In addition to close reading, I have found that the following methodologies have been really useful for opening up the book for an investigation of its racial politics:
It's good to situate the book in relationship to British politics at the moment of its publication in 1688, the same year as the Glorious Revolution, when Catholic King James II was forced to abdicate because Parliament wanted to put his Protestant daughter Mary and her husband William of Orange into power.
Behn was an outspoken supporter of James, and she objected to the moves being made against him to limit his power. Oroonoko can be read as a paean to monarchical power, and therefore as a critique of the people who would curtail royal the royal prerogative.
As Catherine Gallagher notes in her Bedford Cultural Edition of Oroonoko, the first part of the book is in the genre of the "Oriental Romance," even though Oroonoko lives in West Africa in a country called Coramantien (modern day Ghana). In this genre, a nasty, terrible, despotic king kidnaps the virginal, beautiful, virtuous love interest of the hero. The hero has to break into the harem where his lady is held captive and help her escape. This genre is especially associated with "oriental" spaces of the near (Turkey), middle (Arabia), and far east (India). Students can recognize this narrative from modern-day pop culture, especially Disney's Aladdin.
Using maps to consider the spaces of the story is actually a great way to conceptualize how Behn is establishing certain key spaces in her story, while also implicitly including England in her discussion.
Although Behn wrote many plays during her lifetime, she chose to write Oroonoko in narrative prose instead of as a play. It was, however, almost immediately adapted into dramatic form by Thomas Southerne, with a major change to the original story: In Southerne's version of the play, Imoinda is white. How does that change things? Obviously, Southerne would be creating associations between Oroonoko and Othello, but what does that do to the way that we see Imoinda as a character?

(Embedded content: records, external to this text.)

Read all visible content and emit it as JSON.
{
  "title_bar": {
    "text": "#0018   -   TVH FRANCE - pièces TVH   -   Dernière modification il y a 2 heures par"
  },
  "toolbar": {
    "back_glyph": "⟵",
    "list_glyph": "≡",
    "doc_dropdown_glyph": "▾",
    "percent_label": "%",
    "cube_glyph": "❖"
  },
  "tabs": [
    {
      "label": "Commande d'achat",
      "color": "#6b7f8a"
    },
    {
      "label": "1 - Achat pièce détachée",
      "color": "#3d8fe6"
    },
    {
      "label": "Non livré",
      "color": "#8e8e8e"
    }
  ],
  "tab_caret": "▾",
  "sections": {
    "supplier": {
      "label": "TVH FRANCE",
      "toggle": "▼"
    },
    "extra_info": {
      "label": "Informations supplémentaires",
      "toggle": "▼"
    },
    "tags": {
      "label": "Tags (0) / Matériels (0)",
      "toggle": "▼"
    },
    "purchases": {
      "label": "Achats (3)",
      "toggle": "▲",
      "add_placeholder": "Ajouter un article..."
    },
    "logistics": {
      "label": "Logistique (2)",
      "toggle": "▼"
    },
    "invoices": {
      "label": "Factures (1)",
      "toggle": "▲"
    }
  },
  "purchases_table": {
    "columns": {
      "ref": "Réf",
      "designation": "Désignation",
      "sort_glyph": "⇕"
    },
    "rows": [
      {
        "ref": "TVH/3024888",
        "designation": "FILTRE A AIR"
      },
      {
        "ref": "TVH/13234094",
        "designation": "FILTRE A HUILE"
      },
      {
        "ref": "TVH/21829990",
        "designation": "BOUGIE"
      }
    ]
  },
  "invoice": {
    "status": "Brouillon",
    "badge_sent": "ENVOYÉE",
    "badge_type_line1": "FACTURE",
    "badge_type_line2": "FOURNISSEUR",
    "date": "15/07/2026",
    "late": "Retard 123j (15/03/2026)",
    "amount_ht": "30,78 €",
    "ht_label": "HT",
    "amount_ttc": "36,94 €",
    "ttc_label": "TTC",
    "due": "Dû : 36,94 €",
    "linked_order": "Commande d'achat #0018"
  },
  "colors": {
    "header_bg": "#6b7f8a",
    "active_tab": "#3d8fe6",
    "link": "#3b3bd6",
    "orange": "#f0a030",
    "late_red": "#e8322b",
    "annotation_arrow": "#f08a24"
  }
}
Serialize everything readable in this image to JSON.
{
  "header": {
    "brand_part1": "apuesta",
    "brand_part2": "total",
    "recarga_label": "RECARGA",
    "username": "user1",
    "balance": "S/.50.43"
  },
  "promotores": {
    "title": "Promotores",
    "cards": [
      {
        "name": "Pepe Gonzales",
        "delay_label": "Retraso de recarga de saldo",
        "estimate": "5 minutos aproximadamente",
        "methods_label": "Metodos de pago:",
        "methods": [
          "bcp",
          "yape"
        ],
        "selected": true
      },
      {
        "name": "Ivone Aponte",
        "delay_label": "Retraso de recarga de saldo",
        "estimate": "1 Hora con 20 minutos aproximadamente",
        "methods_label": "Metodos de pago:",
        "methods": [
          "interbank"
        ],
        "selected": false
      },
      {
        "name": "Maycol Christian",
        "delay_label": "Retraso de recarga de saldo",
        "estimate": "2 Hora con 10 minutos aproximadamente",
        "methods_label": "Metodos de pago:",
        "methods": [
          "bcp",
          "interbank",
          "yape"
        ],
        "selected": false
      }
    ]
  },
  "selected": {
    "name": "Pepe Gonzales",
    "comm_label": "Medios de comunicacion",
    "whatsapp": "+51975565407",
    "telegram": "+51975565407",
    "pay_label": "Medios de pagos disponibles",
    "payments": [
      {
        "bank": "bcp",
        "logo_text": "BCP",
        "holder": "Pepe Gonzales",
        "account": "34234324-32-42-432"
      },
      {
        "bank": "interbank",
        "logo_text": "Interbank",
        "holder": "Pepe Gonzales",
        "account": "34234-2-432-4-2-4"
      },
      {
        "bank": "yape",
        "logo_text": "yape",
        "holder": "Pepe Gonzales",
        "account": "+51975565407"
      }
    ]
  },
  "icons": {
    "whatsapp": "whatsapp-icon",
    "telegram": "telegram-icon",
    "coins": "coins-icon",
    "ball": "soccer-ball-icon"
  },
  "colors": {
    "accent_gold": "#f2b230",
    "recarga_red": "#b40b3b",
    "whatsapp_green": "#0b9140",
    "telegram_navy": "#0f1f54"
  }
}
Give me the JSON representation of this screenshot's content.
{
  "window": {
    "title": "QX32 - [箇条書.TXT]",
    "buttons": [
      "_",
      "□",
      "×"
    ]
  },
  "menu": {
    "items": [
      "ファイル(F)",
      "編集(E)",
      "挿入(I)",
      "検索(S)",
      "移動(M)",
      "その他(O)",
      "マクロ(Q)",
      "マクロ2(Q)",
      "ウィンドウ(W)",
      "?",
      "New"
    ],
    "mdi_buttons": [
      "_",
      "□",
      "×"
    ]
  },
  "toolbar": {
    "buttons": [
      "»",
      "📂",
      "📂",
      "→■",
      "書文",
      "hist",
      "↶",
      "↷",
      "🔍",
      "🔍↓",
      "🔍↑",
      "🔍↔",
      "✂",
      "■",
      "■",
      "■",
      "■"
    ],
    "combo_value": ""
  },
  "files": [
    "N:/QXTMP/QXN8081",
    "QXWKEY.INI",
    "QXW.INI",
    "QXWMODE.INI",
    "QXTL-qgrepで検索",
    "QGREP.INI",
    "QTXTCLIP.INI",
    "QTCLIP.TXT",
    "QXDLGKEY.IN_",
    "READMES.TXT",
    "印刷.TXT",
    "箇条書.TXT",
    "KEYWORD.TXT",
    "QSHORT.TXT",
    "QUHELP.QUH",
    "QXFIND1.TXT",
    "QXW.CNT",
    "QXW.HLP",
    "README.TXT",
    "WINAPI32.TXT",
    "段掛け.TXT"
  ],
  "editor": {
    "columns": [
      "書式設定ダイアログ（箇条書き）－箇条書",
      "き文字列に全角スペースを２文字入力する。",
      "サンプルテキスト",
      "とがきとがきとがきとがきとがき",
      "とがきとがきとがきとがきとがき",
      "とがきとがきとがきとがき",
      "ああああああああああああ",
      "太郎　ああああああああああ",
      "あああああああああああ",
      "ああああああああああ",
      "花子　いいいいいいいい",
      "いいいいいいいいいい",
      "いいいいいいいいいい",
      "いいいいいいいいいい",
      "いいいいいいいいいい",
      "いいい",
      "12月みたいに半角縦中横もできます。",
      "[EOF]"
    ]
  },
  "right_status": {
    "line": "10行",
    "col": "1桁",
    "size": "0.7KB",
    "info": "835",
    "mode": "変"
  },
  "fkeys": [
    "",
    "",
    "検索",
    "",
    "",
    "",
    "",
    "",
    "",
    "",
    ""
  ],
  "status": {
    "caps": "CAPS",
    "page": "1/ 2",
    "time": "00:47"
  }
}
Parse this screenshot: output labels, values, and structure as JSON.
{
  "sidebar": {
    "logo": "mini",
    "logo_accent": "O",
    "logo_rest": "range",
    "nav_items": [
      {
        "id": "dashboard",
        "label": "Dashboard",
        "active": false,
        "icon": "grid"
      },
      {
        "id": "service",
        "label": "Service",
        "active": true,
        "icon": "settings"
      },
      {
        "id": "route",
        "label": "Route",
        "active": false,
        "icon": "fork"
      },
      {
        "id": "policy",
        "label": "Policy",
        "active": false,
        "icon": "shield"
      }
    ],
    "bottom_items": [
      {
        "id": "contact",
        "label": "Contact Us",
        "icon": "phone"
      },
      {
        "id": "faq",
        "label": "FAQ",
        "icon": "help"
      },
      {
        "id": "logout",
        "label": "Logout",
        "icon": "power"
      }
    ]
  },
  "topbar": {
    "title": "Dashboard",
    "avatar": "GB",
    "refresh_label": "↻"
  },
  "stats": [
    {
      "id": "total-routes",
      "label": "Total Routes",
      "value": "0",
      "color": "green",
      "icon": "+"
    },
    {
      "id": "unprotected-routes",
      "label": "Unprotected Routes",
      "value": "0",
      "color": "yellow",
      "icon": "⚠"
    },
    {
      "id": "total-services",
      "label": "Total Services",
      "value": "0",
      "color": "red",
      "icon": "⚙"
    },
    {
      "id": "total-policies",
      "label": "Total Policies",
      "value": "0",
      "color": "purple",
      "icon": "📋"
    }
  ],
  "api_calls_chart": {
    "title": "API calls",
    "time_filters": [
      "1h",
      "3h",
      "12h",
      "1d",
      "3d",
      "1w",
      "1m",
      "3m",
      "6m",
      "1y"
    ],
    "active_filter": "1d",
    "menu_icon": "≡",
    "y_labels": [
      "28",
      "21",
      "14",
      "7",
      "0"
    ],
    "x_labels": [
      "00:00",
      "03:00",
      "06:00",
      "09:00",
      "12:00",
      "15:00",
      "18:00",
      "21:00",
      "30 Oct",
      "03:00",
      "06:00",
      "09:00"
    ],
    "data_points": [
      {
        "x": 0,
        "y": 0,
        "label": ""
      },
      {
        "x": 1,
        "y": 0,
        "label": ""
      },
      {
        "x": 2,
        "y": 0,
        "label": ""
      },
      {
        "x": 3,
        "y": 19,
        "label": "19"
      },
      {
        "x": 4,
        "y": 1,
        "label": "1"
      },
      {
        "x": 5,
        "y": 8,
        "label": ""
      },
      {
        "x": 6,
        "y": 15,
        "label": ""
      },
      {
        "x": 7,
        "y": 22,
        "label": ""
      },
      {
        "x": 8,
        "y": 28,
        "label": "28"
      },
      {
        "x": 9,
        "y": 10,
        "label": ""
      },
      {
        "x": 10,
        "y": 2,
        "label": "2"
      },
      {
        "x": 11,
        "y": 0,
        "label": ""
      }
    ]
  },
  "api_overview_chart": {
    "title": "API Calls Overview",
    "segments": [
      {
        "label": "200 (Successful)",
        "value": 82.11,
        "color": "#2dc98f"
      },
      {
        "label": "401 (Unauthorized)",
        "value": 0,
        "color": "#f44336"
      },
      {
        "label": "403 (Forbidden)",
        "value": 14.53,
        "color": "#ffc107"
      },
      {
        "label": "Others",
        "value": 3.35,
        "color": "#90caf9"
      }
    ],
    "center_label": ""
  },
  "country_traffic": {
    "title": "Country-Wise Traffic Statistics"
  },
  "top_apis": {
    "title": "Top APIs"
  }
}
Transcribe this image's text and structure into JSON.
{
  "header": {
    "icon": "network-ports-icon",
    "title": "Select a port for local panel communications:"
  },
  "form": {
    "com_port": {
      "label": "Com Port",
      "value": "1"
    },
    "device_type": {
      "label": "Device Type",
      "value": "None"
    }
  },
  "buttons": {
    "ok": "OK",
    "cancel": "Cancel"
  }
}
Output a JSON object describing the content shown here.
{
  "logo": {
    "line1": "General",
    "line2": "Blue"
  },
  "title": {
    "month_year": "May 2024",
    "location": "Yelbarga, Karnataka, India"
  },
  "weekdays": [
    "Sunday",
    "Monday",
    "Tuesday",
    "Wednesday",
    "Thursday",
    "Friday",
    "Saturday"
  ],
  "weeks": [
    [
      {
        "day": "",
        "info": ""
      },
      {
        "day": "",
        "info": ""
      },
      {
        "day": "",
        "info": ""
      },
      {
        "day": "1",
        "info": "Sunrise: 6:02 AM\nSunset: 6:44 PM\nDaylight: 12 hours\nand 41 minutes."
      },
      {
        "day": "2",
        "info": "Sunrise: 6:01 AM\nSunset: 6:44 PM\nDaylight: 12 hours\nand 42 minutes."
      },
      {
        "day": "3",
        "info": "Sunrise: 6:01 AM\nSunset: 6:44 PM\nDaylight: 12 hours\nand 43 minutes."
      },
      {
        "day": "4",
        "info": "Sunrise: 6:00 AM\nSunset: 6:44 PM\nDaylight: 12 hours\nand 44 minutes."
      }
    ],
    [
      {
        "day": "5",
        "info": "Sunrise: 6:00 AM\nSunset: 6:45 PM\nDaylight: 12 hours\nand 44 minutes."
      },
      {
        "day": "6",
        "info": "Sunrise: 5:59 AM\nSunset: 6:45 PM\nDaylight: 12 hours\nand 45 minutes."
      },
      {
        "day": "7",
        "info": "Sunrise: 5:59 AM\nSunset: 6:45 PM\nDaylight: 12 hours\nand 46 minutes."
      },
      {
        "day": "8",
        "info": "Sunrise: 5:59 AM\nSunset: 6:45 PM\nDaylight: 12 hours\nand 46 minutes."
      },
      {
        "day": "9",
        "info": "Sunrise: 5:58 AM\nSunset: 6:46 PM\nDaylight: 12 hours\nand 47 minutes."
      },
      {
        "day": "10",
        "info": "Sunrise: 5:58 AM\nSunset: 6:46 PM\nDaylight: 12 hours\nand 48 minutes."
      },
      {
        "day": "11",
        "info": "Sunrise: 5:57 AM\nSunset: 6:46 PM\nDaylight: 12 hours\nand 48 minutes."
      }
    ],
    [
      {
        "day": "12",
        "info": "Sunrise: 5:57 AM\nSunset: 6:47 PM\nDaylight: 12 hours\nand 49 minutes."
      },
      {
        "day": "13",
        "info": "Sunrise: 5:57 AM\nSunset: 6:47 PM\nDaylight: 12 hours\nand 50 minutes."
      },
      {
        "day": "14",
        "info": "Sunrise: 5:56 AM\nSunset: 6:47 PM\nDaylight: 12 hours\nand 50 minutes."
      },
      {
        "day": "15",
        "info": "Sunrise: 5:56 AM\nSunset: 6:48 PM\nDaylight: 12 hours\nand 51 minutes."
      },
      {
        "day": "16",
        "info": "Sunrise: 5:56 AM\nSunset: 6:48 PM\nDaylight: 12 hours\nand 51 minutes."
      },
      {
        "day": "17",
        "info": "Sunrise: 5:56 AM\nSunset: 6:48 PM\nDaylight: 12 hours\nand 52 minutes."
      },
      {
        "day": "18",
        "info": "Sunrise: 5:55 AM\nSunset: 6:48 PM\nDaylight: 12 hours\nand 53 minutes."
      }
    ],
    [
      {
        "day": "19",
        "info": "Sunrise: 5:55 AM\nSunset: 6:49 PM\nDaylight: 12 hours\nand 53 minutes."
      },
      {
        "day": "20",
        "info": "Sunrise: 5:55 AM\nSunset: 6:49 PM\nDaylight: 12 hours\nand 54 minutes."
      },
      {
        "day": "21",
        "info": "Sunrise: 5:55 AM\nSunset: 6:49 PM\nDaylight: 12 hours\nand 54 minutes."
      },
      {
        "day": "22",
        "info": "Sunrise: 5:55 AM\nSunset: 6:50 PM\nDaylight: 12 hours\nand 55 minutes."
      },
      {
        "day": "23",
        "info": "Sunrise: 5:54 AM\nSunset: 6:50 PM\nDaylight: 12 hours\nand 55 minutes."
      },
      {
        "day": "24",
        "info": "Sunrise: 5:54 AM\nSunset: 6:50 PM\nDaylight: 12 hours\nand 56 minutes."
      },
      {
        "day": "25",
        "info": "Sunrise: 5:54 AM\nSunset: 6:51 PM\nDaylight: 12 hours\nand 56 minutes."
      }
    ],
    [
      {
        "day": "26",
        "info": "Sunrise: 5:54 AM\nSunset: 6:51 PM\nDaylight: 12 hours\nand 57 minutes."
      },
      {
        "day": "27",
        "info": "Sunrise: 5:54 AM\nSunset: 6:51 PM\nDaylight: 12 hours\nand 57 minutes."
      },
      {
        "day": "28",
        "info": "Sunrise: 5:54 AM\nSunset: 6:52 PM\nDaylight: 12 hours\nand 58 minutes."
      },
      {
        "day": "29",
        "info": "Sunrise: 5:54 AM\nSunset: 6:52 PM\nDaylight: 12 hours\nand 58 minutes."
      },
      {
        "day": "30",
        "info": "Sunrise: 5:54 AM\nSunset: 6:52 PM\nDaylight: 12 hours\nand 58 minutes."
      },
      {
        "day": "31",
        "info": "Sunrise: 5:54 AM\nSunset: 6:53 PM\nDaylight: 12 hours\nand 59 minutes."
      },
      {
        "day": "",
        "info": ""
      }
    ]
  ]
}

I think it's especially important to consider reception theory too. Behn has become an important figure of study because of Virigina Woolf's praise of her in A Room of One's Own and because of the important work of feminist scholars in the 1980s to include more women writers in the literary canon. But for a very, very long time, Behn was a marginalized object of study despite her popularity during her lifetime. In many ways, Thomas Southerne's version of the story--the one with a white Imoinda--is the one that people knew for centuries. Why was this version received better--because of the gender of the author or because the "desirable" black woman was threatening to the original audience?
This old dead hero had one only daughter left of his race, a beauty, that to describe her truly, one need say only, she was female to the noble male; the beautiful black Venus to our young Mars; as charming in her person as he, and of delicate virtues. I have seen a hundred white men sighing after her, and making a thousand vows at her feet, all in vain, and unsuccessful. And she was indeed too great for any but a prince of her own nation to adore.
What I want to do is ask students to think about Behn as negotiating a space between Bandele and Southerne in terms of Imoinda's character, and to think about what that might mean. In all three texts, what kind of character is Imoinda? Compare and contrast the narrator in Behn's text to Imoinda: how is each character preserving Oroonoko's legacy? Are they in competition with each other? How is femininity constructed in these various iterations of Imoinda's character and in Behn's narrator?
One last note:
I recommend that you skim through Jack Lynch's annotated bibliography of Behn criticism. It's out of date, but it is still useful for catching up on some of the early debates about Behn's text.